◆ AIM OF THE EXERCISE: Retype the records exactly, including every line.

EXERCISE MATERIAL: Begin

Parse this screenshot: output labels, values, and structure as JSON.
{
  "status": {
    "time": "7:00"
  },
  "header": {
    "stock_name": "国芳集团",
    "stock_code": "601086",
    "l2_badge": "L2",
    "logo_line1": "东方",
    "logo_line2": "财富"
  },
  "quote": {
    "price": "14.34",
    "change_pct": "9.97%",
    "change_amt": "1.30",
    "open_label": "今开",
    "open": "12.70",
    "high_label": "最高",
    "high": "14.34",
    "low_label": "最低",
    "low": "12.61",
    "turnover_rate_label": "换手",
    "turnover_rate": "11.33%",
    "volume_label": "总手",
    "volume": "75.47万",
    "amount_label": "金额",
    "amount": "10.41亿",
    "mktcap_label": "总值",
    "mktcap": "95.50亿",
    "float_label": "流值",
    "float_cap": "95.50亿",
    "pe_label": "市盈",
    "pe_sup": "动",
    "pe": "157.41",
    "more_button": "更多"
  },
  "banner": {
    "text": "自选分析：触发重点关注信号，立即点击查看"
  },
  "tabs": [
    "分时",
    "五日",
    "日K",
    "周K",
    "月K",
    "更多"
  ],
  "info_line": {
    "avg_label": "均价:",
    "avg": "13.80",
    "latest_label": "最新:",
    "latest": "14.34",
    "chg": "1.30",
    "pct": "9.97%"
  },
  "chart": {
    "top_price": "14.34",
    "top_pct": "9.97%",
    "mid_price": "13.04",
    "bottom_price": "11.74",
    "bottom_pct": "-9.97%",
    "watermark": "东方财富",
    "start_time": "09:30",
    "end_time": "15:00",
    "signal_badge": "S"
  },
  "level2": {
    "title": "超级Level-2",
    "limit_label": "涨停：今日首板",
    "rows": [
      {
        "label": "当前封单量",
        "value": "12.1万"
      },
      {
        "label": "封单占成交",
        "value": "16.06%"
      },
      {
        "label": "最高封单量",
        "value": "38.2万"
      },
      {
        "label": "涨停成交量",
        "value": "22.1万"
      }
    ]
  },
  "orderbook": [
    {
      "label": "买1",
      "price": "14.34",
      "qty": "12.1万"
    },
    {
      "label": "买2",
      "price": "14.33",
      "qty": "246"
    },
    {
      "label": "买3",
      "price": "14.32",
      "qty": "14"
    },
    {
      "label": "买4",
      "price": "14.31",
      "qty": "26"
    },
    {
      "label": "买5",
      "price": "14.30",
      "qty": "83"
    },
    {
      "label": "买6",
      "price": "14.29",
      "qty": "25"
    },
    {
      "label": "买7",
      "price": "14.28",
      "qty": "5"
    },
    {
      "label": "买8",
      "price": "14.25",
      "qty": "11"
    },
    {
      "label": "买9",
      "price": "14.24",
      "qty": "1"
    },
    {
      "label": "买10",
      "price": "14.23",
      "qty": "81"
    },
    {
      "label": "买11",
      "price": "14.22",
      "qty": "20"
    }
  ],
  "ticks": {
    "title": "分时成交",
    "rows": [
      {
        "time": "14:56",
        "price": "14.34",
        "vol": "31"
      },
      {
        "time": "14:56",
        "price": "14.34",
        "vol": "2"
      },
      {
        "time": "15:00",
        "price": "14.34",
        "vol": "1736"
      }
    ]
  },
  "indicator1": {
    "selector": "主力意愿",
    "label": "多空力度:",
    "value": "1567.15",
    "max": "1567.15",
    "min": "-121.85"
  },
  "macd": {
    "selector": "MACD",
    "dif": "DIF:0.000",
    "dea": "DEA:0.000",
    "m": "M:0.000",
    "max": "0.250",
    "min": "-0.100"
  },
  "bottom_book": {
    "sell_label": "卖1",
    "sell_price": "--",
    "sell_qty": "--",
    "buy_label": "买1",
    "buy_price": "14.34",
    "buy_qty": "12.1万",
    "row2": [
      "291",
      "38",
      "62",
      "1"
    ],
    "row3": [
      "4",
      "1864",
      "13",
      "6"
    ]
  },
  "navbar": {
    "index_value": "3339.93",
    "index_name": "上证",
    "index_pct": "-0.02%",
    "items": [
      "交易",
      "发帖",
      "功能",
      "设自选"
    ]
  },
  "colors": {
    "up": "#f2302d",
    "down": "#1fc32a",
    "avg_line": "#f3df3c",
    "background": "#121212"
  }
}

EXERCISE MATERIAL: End

◆ TASK SOLUTION:
Parse this screenshot: output labels, values, and structure as JSON.
{
  "status": {
    "time": "7:00"
  },
  "header": {
    "stock_name": "国芳集团",
    "stock_code": "601086",
    "l2_badge": "L2",
    "logo_line1": "东方",
    "logo_line2": "财富"
  },
  "quote": {
    "price": "14.34",
    "change_pct": "9.97%",
    "change_amt": "1.30",
    "open_label": "今开",
    "open": "12.70",
    "high_label": "最高",
    "high": "14.34",
    "low_label": "最低",
    "low": "12.61",
    "turnover_rate_label": "换手",
    "turnover_rate": "11.33%",
    "volume_label": "总手",
    "volume": "75.47万",
    "amount_label": "金额",
    "amount": "10.41亿",
    "mktcap_label": "总值",
    "mktcap": "95.50亿",
    "float_label": "流值",
    "float_cap": "95.50亿",
    "pe_label": "市盈",
    "pe_sup": "动",
    "pe": "157.41",
    "more_button": "更多"
  },
  "banner": {
    "text": "自选分析：触发重点关注信号，立即点击查看"
  },
  "tabs": [
    "分时",
    "五日",
    "日K",
    "周K",
    "月K",
    "更多"
  ],
  "info_line": {
    "avg_label": "均价:",
    "avg": "13.80",
    "latest_label": "最新:",
    "latest": "14.34",
    "chg": "1.30",
    "pct": "9.97%"
  },
  "chart": {
    "top_price": "14.34",
    "top_pct": "9.97%",
    "mid_price": "13.04",
    "bottom_price": "11.74",
    "bottom_pct": "-9.97%",
    "watermark": "东方财富",
    "start_time": "09:30",
    "end_time": "15:00",
    "signal_badge": "S"
  },
  "level2": {
    "title": "超级Level-2",
    "limit_label": "涨停：今日首板",
    "rows": [
      {
        "label": "当前封单量",
        "value": "12.1万"
      },
      {
        "label": "封单占成交",
        "value": "16.06%"
      },
      {
        "label": "最高封单量",
        "value": "38.2万"
      },
      {
        "label": "涨停成交量",
        "value": "22.1万"
      }
    ]
  },
  "orderbook": [
    {
      "label": "买1",
      "price": "14.34",
      "qty": "12.1万"
    },
    {
      "label": "买2",
      "price": "14.33",
      "qty": "246"
    },
    {
      "label": "买3",
      "price": "14.32",
      "qty": "14"
    },
    {
      "label": "买4",
      "price": "14.31",
      "qty": "26"
    },
    {
      "label": "买5",
      "price": "14.30",
      "qty": "83"
    },
    {
      "label": "买6",
      "price": "14.29",
      "qty": "25"
    },
    {
      "label": "买7",
      "price": "14.28",
      "qty": "5"
    },
    {
      "label": "买8",
      "price": "14.25",
      "qty": "11"
    },
    {
      "label": "买9",
      "price": "14.24",
      "qty": "1"
    },
    {
      "label": "买10",
      "price": "14.23",
      "qty": "81"
    },
    {
      "label": "买11",
      "price": "14.22",
      "qty": "20"
    }
  ],
  "ticks": {
    "title": "分时成交",
    "rows": [
      {
        "time": "14:56",
        "price": "14.34",
        "vol": "31"
      },
      {
        "time": "14:56",
        "price": "14.34",
        "vol": "2"
      },
      {
        "time": "15:00",
        "price": "14.34",
        "vol": "1736"
      }
    ]
  },
  "indicator1": {
    "selector": "主力意愿",
    "label": "多空力度:",
    "value": "1567.15",
    "max": "1567.15",
    "min": "-121.85"
  },
  "macd": {
    "selector": "MACD",
    "dif": "DIF:0.000",
    "dea": "DEA:0.000",
    "m": "M:0.000",
    "max": "0.250",
    "min": "-0.100"
  },
  "bottom_book": {
    "sell_label": "卖1",
    "sell_price": "--",
    "sell_qty": "--",
    "buy_label": "买1",
    "buy_price": "14.34",
    "buy_qty": "12.1万",
    "row2": [
      "291",
      "38",
      "62",
      "1"
    ],
    "row3": [
      "4",
      "1864",
      "13",
      "6"
    ]
  },
  "navbar": {
    "index_value": "3339.93",
    "index_name": "上证",
    "index_pct": "-0.02%",
    "items": [
      "交易",
      "发帖",
      "功能",
      "设自选"
    ]
  },
  "colors": {
    "up": "#f2302d",
    "down": "#1fc32a",
    "avg_line": "#f3df3c",
    "background": "#121212"
  }
}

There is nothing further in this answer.